NEW YORK • Inter-racial waters in the United States were tested by cartoonist Charles M. Schulz when Franklin said: "Is this your beach ball?" The black character was speaking to white kid Charlie Brown as the latter stared glumly out to sea.
The coming together occurred in comic strip Peanuts on July 31, 1968.
Franklin's initial three-strip arc unfolded quietly and gently, with the boys building a sandcastle.
He stayed quiet and gentle, taking his place in the Peanuts gang as a steady but low-key presence over the next three decades - sometimes to the chagrin of African-Americans who found him to be anodyne at best and a token at worst.
In a 1992 Saturday Night Live routine, Chris Rock complained, comically but pointedly, that Schulz had deprived Franklin of the kind of signature traits he had assigned the other Peanuts kids.
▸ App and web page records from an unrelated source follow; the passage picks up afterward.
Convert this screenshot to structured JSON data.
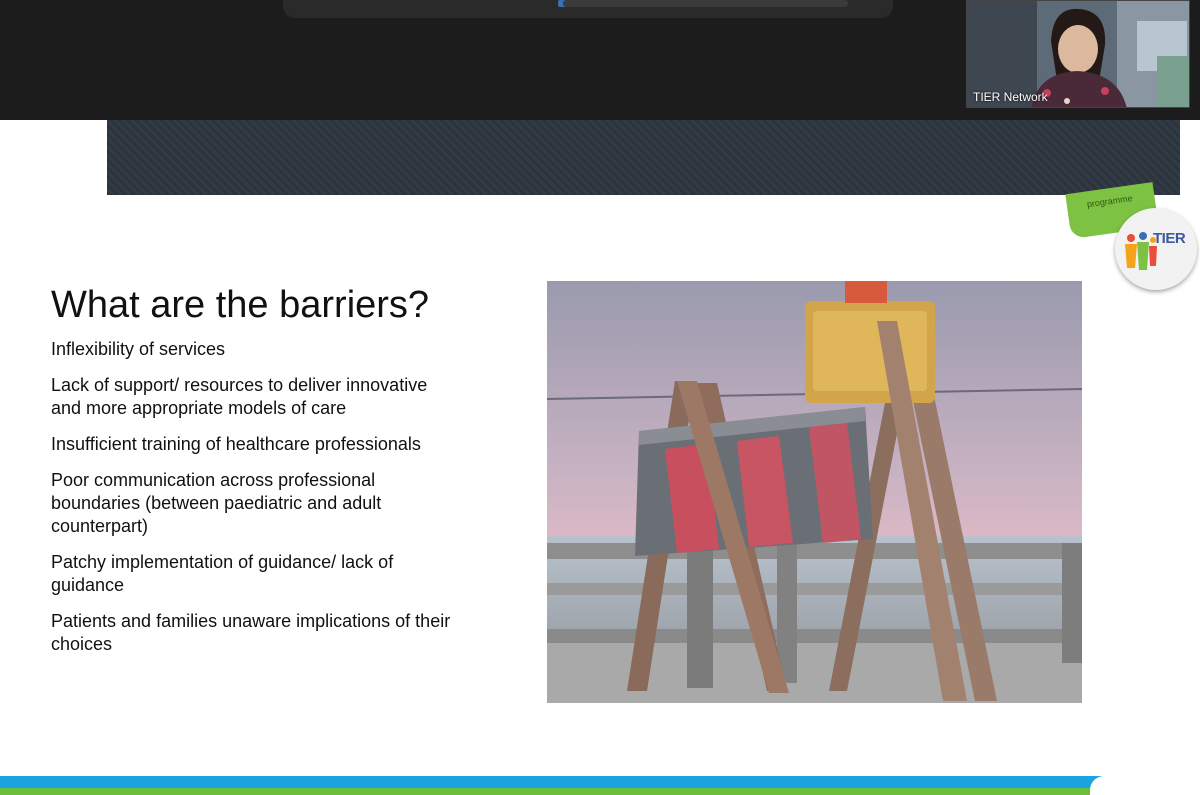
{
  "meeting": {
    "participant_name": "TIER Network"
  },
  "slide": {
    "badge_text": "programme",
    "logo_text": "TIER",
    "title": "What are the barriers?",
    "barriers": [
      "Inflexibility of services",
      "Lack of support/ resources to deliver innovative and more appropriate models of care",
      "Insufficient training of healthcare professionals",
      "Poor communication across professional boundaries (between paediatric and adult counterpart)",
      "Patchy implementation of guidance/ lack of guidance",
      "Patients and families unaware implications of their choices"
    ]
  },
  "colors": {
    "topbar": "#1c1c1c",
    "banner": "#2b333c",
    "accent_blue": "#1aa3e0",
    "accent_green": "#6cbf3a"
  }
}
"Linus got the blanket... Schroeder plays the piano, Peppermint Patty's a lesbian," Rock said. "Everybody got their thing except Franklin. Give him something."
Yet Franklin's careful roll-out and nice-guy equanimity were very much by design, as 50 Years Of Franklin, a new exhibition at the Charles M. Schulz Museum in Santa Rosa, California, reveals.
The event opened over the weekend in conjunction with the observance of Martin Luther King Jr's birthday yesterday.
The latter's assassination in 1968 played a direct role in Franklin's creation. A Californian named Ms Harriet Glickman wrote to Schulz, introducing herself as "the mother of three children and a deeply concerned and active citizen".
In her grief, she had been pondering "the areas of the mass media which are of tremendous importance in shaping the unconscious attitudes of our kids".
She proposed "the introduction" of black children into the group of Schulz characters.
Peanuts was then at the peak of its popularity, with a devoted daily readership nearing 100 million.
Schulz wrote back to tell her he could not fulfil her request. He and his fellow white cartoonists were "afraid that it would look like we were patronising" blacks. She asked if she could share his letter with black acquaintances.
Ms Glickman wasted little time in enlisting her friend Kenneth C. Kelly, a black father of two, who told Schulz to get over his anxiety.
He suggested that Schulz begin with a black character who "would quietly... set the stage for a principal character at a later date".
This would serve the dual purpose of not burdening Schulz and Peanuts with the duty of making a major social statement and presenting friendship between black and white children as utterly normal.
But in the context of the late 1960s, Franklin's debut was indeed a statement. Inevitably, a few newspaper editors in the South made noises of protest, but by and large, the reaction was positive, particularly among black readers.
Morrie Turner, whose Wee Pals, introduced in 1965, was the first widely syndicated strip by an African-American cartoonist, told Schulz he found the "treatment of the character excellent".
In the long run, Franklin ended up existing in a space somewhere between an extra and a principal, most reliably serving as the academically proficient straight man to Peppermint Patty's perpetually D-minus-pulling goofball.
Schulz, who died in 2000, was generally wise to stay within his lane. He correctly intuited that he could go only so far in portraying a black child's experience.
Fifty years after Franklin recovered Charlie Brown's beach ball, Americans are still living through times when representational firsts are newsworthy - the first kiss between Asian and African-American characters in a Star Wars film (Rose and Finn in The Last Jedi, 2017), the first Marvel Studios movie headlined by a black superhero (next month's Black Panther).
Franklin might not have been the most fascinating fellow ever to populate the comics universe, but as his story shows, a first like him is needed to advance the march of representation.
When Ms Glickman, now 91, was asked if she was disappointed by Franklin's relative blandness, she laughed at the very thought.
"Never. Are you kidding me?" she said. "I was so pleased with Charles Schulz. He did what he could do at the time."